(Web page and app entries)
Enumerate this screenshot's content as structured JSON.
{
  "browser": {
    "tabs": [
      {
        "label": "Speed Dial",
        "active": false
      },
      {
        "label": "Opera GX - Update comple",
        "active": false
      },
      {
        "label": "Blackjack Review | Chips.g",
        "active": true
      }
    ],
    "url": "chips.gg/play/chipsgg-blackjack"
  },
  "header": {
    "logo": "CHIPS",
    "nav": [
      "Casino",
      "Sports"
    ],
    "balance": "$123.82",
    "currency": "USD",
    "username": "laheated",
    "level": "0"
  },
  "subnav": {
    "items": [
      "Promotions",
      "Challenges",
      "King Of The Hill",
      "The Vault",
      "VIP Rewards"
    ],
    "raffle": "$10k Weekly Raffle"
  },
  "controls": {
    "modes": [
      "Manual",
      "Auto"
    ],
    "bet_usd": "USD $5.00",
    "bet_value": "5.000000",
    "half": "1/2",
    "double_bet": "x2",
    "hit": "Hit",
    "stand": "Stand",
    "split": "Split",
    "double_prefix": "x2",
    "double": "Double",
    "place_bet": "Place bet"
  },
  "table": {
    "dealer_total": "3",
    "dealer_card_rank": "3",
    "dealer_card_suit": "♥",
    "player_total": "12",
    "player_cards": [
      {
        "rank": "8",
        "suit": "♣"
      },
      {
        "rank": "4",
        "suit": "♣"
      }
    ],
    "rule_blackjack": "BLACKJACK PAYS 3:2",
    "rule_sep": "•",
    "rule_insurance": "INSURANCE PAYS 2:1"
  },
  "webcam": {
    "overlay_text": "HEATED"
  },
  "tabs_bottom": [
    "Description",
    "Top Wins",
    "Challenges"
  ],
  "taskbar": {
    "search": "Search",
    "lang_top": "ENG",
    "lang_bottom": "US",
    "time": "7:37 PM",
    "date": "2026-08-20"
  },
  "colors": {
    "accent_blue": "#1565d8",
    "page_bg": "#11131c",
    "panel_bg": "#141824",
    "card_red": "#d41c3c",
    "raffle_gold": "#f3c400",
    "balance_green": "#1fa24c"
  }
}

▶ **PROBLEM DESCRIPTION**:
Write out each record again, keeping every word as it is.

▶ **EXERCISE RESPONSE**:
Enumerate this screenshot's content as structured JSON.
{
  "browser": {
    "tabs": [
      {
        "label": "Speed Dial",
        "active": false
      },
      {
        "label": "Opera GX - Update comple",
        "active": false
      },
      {
        "label": "Blackjack Review | Chips.g",
        "active": true
      }
    ],
    "url": "chips.gg/play/chipsgg-blackjack"
  },
  "header": {
    "logo": "CHIPS",
    "nav": [
      "Casino",
      "Sports"
    ],
    "balance": "$123.82",
    "currency": "USD",
    "username": "laheated",
    "level": "0"
  },
  "subnav": {
    "items": [
      "Promotions",
      "Challenges",
      "King Of The Hill",
      "The Vault",
      "VIP Rewards"
    ],
    "raffle": "$10k Weekly Raffle"
  },
  "controls": {
    "modes": [
      "Manual",
      "Auto"
    ],
    "bet_usd": "USD $5.00",
    "bet_value": "5.000000",
    "half": "1/2",
    "double_bet": "x2",
    "hit": "Hit",
    "stand": "Stand",
    "split": "Split",
    "double_prefix": "x2",
    "double": "Double",
    "place_bet": "Place bet"
  },
  "table": {
    "dealer_total": "3",
    "dealer_card_rank": "3",
    "dealer_card_suit": "♥",
    "player_total": "12",
    "player_cards": [
      {
        "rank": "8",
        "suit": "♣"
      },
      {
        "rank": "4",
        "suit": "♣"
      }
    ],
    "rule_blackjack": "BLACKJACK PAYS 3:2",
    "rule_sep": "•",
    "rule_insurance": "INSURANCE PAYS 2:1"
  },
  "webcam": {
    "overlay_text": "HEATED"
  },
  "tabs_bottom": [
    "Description",
    "Top Wins",
    "Challenges"
  ],
  "taskbar": {
    "search": "Search",
    "lang_top": "ENG",
    "lang_bottom": "US",
    "time": "7:37 PM",
    "date": "2026-08-20"
  },
  "colors": {
    "accent_blue": "#1565d8",
    "page_bg": "#11131c",
    "panel_bg": "#141824",
    "card_red": "#d41c3c",
    "raffle_gold": "#f3c400",
    "balance_green": "#1fa24c"
  }
}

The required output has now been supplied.